About this task
Your response should contain every record below, copied exactly.

──────── Raw data

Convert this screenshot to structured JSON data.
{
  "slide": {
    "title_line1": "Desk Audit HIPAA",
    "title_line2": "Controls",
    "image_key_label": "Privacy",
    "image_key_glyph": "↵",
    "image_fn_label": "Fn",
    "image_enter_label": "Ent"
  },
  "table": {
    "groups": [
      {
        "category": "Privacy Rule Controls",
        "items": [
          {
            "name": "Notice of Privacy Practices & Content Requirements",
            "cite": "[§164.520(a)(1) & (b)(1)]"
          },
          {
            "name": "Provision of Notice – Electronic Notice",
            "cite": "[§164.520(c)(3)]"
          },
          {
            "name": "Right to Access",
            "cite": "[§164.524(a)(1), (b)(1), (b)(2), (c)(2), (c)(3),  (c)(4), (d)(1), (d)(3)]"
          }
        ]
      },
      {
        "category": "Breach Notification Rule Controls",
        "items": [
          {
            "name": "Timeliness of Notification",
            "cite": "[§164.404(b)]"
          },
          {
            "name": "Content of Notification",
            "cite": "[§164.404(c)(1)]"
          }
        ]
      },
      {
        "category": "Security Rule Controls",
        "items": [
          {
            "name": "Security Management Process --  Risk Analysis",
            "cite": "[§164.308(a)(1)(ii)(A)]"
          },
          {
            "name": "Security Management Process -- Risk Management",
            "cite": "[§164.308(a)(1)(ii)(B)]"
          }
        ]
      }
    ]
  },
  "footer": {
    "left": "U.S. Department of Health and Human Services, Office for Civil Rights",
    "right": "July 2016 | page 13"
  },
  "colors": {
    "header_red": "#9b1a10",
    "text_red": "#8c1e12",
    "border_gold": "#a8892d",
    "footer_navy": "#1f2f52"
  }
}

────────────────

Exercise response
Convert this screenshot to structured JSON data.
{
  "slide": {
    "title_line1": "Desk Audit HIPAA",
    "title_line2": "Controls",
    "image_key_label": "Privacy",
    "image_key_glyph": "↵",
    "image_fn_label": "Fn",
    "image_enter_label": "Ent"
  },
  "table": {
    "groups": [
      {
        "category": "Privacy Rule Controls",
        "items": [
          {
            "name": "Notice of Privacy Practices & Content Requirements",
            "cite": "[§164.520(a)(1) & (b)(1)]"
          },
          {
            "name": "Provision of Notice – Electronic Notice",
            "cite": "[§164.520(c)(3)]"
          },
          {
            "name": "Right to Access",
            "cite": "[§164.524(a)(1), (b)(1), (b)(2), (c)(2), (c)(3),  (c)(4), (d)(1), (d)(3)]"
          }
        ]
      },
      {
        "category": "Breach Notification Rule Controls",
        "items": [
          {
            "name": "Timeliness of Notification",
            "cite": "[§164.404(b)]"
          },
          {
            "name": "Content of Notification",
            "cite": "[§164.404(c)(1)]"
          }
        ]
      },
      {
        "category": "Security Rule Controls",
        "items": [
          {
            "name": "Security Management Process --  Risk Analysis",
            "cite": "[§164.308(a)(1)(ii)(A)]"
          },
          {
            "name": "Security Management Process -- Risk Management",
            "cite": "[§164.308(a)(1)(ii)(B)]"
          }
        ]
      }
    ]
  },
  "footer": {
    "left": "U.S. Department of Health and Human Services, Office for Civil Rights",
    "right": "July 2016 | page 13"
  },
  "colors": {
    "header_red": "#9b1a10",
    "text_red": "#8c1e12",
    "border_gold": "#a8892d",
    "footer_navy": "#1f2f52"
  }
}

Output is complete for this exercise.